Given the range of risks that affect both large and small companies, here are four best practices to effectively balance downside risks with the upside risks, from the board’s perspective:
1. Give Risk and Compliance Professionals a Seat at the Table
Unlike traditional risk and compliance management – which was largely a retrospective look at the risk incidents that occurred – today, boards and C-suite executives want to spend more time looking ahead at what risks could occur; what can be done to keep them in check, or more importantly, what can be done to transform them into opportunities.
The best people to answer these questions are risk and compliance executives, which is why it is so imperative that they be included in board discussions. Noted Candace Duncan, “Compared to ten years ago, there’s now a seat at the table for the risk and compliance individual. That individual is there to not only help protect and prevent, but also encourage the strategy.”
2. Ensure that Risk Information is Communicated to the Board in a Simple Manner
Once risk professionals have a seat at the table, the onus is on them to report risk data to the board as effectively as possible. Remarked Duncan, “It can be very difficult boiling down what you and your team have spent thousands of hours on, into a 15 minute presentation. But keep it simple. Make sure that what you’re presenting is efficient and effective for that board member…What do you want us to learn from this information and how do you best share it? It isn’t easy to do, but putting effort and energy into that can be very helpful.”
It’s also important to set a context for the issues that are reported. Are they big or small? Which part of the business do they affect? What will be done about them? The truth is that board members may not be aware of the ins and outs of risks. They need clear, comprehensive information to make decisions.
3. Pay Attention to How Other Companies Tackle Risk
Sometimes, the best way to decide whether or not to take a risk is to look at how other companies are doing it. Bacon observed, “One thing that companies often neglect is the competitive element. If there’s a risk, and you’re pointing it out to me, I want to know what my competitors are doing. Are they taking the risk or mitigating it? If you tell me not to take this risk, but my competitors are taking it, I need to know that… Risk doesn’t exist in a vacuum. Sometimes, it’s relative.”
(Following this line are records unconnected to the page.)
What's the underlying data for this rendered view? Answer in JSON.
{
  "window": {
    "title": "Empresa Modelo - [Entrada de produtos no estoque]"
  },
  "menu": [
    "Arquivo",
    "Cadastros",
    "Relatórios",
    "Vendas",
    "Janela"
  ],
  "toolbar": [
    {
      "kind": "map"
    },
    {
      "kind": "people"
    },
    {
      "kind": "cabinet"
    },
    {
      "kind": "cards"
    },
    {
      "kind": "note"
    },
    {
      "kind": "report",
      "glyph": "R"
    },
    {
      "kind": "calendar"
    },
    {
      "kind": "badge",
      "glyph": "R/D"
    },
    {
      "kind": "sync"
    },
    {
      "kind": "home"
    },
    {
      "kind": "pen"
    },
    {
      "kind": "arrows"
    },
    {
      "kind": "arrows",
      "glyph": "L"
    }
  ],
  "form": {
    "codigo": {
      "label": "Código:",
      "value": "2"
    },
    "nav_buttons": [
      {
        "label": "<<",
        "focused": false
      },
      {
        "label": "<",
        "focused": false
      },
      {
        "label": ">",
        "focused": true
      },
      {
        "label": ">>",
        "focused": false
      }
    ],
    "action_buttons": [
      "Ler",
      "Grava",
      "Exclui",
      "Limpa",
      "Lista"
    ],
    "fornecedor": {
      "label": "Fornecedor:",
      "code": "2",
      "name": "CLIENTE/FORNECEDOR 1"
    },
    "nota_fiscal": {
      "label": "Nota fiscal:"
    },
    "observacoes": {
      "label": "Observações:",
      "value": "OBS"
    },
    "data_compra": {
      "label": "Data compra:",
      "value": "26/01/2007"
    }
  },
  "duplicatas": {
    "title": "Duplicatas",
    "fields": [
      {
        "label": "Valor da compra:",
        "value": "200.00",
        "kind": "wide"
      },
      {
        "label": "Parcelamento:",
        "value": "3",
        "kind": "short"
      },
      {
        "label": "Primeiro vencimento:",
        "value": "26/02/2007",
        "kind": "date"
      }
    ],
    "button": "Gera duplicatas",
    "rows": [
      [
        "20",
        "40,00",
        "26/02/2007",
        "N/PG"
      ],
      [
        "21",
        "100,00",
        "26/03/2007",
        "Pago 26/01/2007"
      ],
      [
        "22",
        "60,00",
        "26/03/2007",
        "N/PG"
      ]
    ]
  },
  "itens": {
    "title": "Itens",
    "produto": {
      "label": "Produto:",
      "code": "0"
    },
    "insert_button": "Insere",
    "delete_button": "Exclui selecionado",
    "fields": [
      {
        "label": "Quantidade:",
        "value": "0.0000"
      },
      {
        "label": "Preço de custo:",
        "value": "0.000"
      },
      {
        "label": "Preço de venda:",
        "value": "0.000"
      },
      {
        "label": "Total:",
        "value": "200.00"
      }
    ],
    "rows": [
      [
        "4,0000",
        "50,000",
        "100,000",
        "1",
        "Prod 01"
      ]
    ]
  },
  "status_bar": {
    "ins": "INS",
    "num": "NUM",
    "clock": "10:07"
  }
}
Bill Coffin reminded us that the biggest risk can be not taking a risk at all. And that information also needs to be communicated to the board, so that they can make choose how to take risk intelligently, and manage it well.
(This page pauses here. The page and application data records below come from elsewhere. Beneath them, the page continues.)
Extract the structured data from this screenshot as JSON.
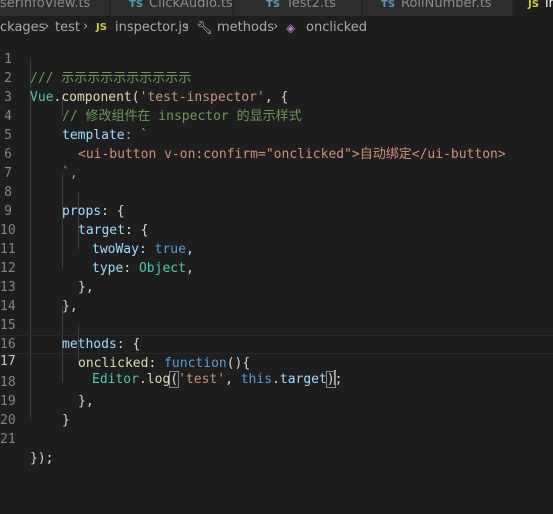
{
  "tabs": [
    {
      "badge": "",
      "label": "oserInfoView.ts",
      "active": false
    },
    {
      "badge": "TS",
      "label": "ClickAudio.ts",
      "active": false
    },
    {
      "badge": "TS",
      "label": "Test2.ts",
      "active": false
    },
    {
      "badge": "TS",
      "label": "RollNumber.ts",
      "active": false
    },
    {
      "badge": "JS",
      "label": "in",
      "active": true
    }
  ],
  "breadcrumb": {
    "segments": [
      "ckages",
      "test",
      "inspector.js",
      "methods",
      "onclicked"
    ],
    "js_badge": "JS"
  },
  "editor": {
    "line_numbers": [
      "1",
      "2",
      "3",
      "4",
      "5",
      "6",
      "7",
      "8",
      "9",
      "10",
      "11",
      "12",
      "13",
      "14",
      "15",
      "16",
      "17",
      "18",
      "19",
      "20",
      "21"
    ],
    "lines": {
      "l1": "/// 示示示示示示示示示示",
      "l2a": "Vue",
      "l2b": ".",
      "l2c": "component",
      "l2d": "(",
      "l2e": "'test-inspector'",
      "l2f": ", {",
      "l3": "// 修改组件在 inspector 的显示样式",
      "l4a": "template",
      "l4b": ": `",
      "l5": "<ui-button v-on:confirm=\"onclicked\">自动绑定</ui-button>",
      "l6": "`,",
      "l8a": "props",
      "l8b": ": {",
      "l9a": "target",
      "l9b": ": {",
      "l10a": "twoWay",
      "l10b": ": ",
      "l10c": "true",
      "l10d": ",",
      "l11a": "type",
      "l11b": ": ",
      "l11c": "Object",
      "l11d": ",",
      "l12": "},",
      "l13": "},",
      "l15a": "methods",
      "l15b": ": {",
      "l16a": "onclicked",
      "l16b": ": ",
      "l16c": "function",
      "l16d": "(){",
      "l17a": "Editor",
      "l17b": ".",
      "l17c": "log",
      "l17d": "(",
      "l17e": "'test'",
      "l17f": ", ",
      "l17g": "this",
      "l17h": ".",
      "l17i": "target",
      "l17j": ")",
      "l17k": ";",
      "l18": "},",
      "l19": "}",
      "l21": "});"
    }
  },
  "colors": {
    "background": "#1e1e1e",
    "comment": "#6a9955",
    "keyword": "#569cd6",
    "string": "#ce9178",
    "function": "#dcdcaa",
    "variable": "#9cdcfe",
    "type": "#4ec9b0"
  }
}
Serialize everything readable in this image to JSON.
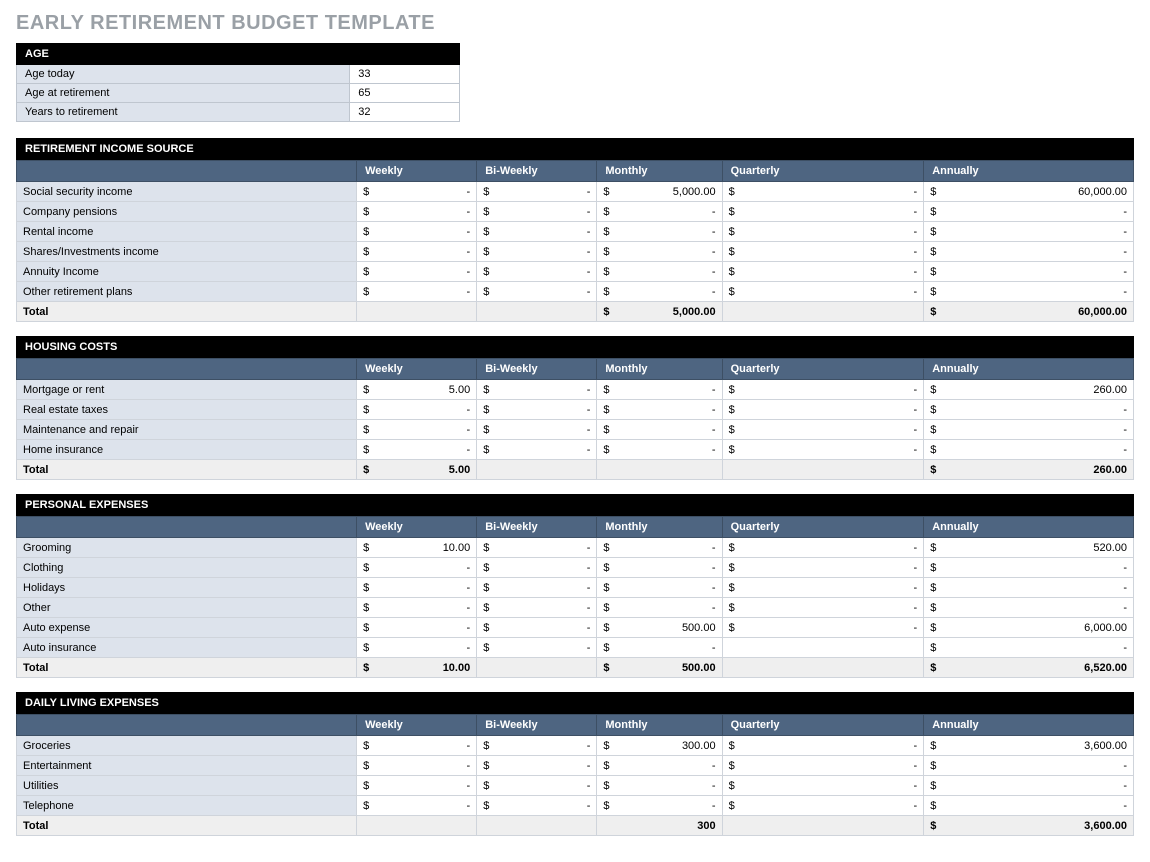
{
  "title": "EARLY RETIREMENT BUDGET TEMPLATE",
  "currency": "$",
  "dash": "-",
  "age": {
    "header": "AGE",
    "rows": [
      {
        "label": "Age today",
        "value": "33"
      },
      {
        "label": "Age at retirement",
        "value": "65"
      },
      {
        "label": "Years to retirement",
        "value": "32"
      }
    ]
  },
  "columns": [
    "Weekly",
    "Bi-Weekly",
    "Monthly",
    "Quarterly",
    "Annually"
  ],
  "sections": [
    {
      "title": "RETIREMENT INCOME SOURCE",
      "rows": [
        {
          "label": "Social security income",
          "weekly": "-",
          "biweekly": "-",
          "monthly": "5,000.00",
          "quarterly": "-",
          "annually": "60,000.00"
        },
        {
          "label": "Company pensions",
          "weekly": "-",
          "biweekly": "-",
          "monthly": "-",
          "quarterly": "-",
          "annually": "-"
        },
        {
          "label": "Rental income",
          "weekly": "-",
          "biweekly": "-",
          "monthly": "-",
          "quarterly": "-",
          "annually": "-"
        },
        {
          "label": "Shares/Investments income",
          "weekly": "-",
          "biweekly": "-",
          "monthly": "-",
          "quarterly": "-",
          "annually": "-"
        },
        {
          "label": "Annuity Income",
          "weekly": "-",
          "biweekly": "-",
          "monthly": "-",
          "quarterly": "-",
          "annually": "-"
        },
        {
          "label": "Other retirement plans",
          "weekly": "-",
          "biweekly": "-",
          "monthly": "-",
          "quarterly": "-",
          "annually": "-"
        }
      ],
      "total": {
        "label": "Total",
        "weekly": "",
        "biweekly": "",
        "monthly": "5,000.00",
        "quarterly": "",
        "annually": "60,000.00",
        "show_cur": {
          "weekly": false,
          "biweekly": false,
          "monthly": true,
          "quarterly": false,
          "annually": true
        }
      }
    },
    {
      "title": "HOUSING COSTS",
      "rows": [
        {
          "label": "Mortgage or rent",
          "weekly": "5.00",
          "biweekly": "-",
          "monthly": "-",
          "quarterly": "-",
          "annually": "260.00"
        },
        {
          "label": "Real estate taxes",
          "weekly": "-",
          "biweekly": "-",
          "monthly": "-",
          "quarterly": "-",
          "annually": "-"
        },
        {
          "label": "Maintenance and repair",
          "weekly": "-",
          "biweekly": "-",
          "monthly": "-",
          "quarterly": "-",
          "annually": "-"
        },
        {
          "label": "Home insurance",
          "weekly": "-",
          "biweekly": "-",
          "monthly": "-",
          "quarterly": "-",
          "annually": "-"
        }
      ],
      "total": {
        "label": "Total",
        "weekly": "5.00",
        "biweekly": "",
        "monthly": "",
        "quarterly": "",
        "annually": "260.00",
        "show_cur": {
          "weekly": true,
          "biweekly": false,
          "monthly": false,
          "quarterly": false,
          "annually": true
        }
      }
    },
    {
      "title": "PERSONAL EXPENSES",
      "rows": [
        {
          "label": "Grooming",
          "weekly": "10.00",
          "biweekly": "-",
          "monthly": "-",
          "quarterly": "-",
          "annually": "520.00"
        },
        {
          "label": "Clothing",
          "weekly": "-",
          "biweekly": "-",
          "monthly": "-",
          "quarterly": "-",
          "annually": "-"
        },
        {
          "label": "Holidays",
          "weekly": "-",
          "biweekly": "-",
          "monthly": "-",
          "quarterly": "-",
          "annually": "-"
        },
        {
          "label": "Other",
          "weekly": "-",
          "biweekly": "-",
          "monthly": "-",
          "quarterly": "-",
          "annually": "-"
        },
        {
          "label": "Auto expense",
          "weekly": "-",
          "biweekly": "-",
          "monthly": "500.00",
          "quarterly": "-",
          "annually": "6,000.00"
        },
        {
          "label": "Auto insurance",
          "weekly": "-",
          "biweekly": "-",
          "monthly": "-",
          "quarterly": "",
          "annually": "-",
          "suppress_quarterly_cur": true
        }
      ],
      "total": {
        "label": "Total",
        "weekly": "10.00",
        "biweekly": "",
        "monthly": "500.00",
        "quarterly": "",
        "annually": "6,520.00",
        "show_cur": {
          "weekly": true,
          "biweekly": false,
          "monthly": true,
          "quarterly": false,
          "annually": true
        }
      }
    },
    {
      "title": "DAILY LIVING EXPENSES",
      "rows": [
        {
          "label": "Groceries",
          "weekly": "-",
          "biweekly": "-",
          "monthly": "300.00",
          "quarterly": "-",
          "annually": "3,600.00"
        },
        {
          "label": "Entertainment",
          "weekly": "-",
          "biweekly": "-",
          "monthly": "-",
          "quarterly": "-",
          "annually": "-"
        },
        {
          "label": "Utilities",
          "weekly": "-",
          "biweekly": "-",
          "monthly": "-",
          "quarterly": "-",
          "annually": "-"
        },
        {
          "label": "Telephone",
          "weekly": "-",
          "biweekly": "-",
          "monthly": "-",
          "quarterly": "-",
          "annually": "-"
        }
      ],
      "total": {
        "label": "Total",
        "weekly": "",
        "biweekly": "",
        "monthly": "300",
        "quarterly": "",
        "annually": "3,600.00",
        "show_cur": {
          "weekly": false,
          "biweekly": false,
          "monthly": false,
          "quarterly": false,
          "annually": true
        }
      }
    }
  ]
}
4. Implement an Effective Risk Management Framework
Incidents like the Panama Papers leak and even the upcoming presidential elections are poised to trigger significant regulatory changes that may bring some serious risk and compliance challenges. So, it’s important for boards and the C-suite to get back to the basics and make sure that they have the right risk management framework in place. Scenario planning also helps you prepare to respond effectively to a potential risk.
“I would add that one thing to do is to get the issue of risk and risk mitigation on the strategy agenda,” said Rodney Slater. “Generally, a strategy session stretches across 2-3 days, and gives you the time to sit, digest, contemplate, and respond to risk data. That’s better than a board meeting where you’ve got a number of things to get through.”
In an increasingly volatile and regulated business landscape, the board of directors is no longer just an oversight function, but an active participant in building a risk-intelligent organization. However, risk management is ultimately a concerted effort. Therefore, risk and compliance professionals must engage in board discussions, communicate risk intelligence effectively to support decision-making, learn from how other companies manage risks, and ensure that robust processes and controls are in place to balance risks and opportunities.
Disclaimer: The original draft of this blog was published by Xconomy. You can view the full content here.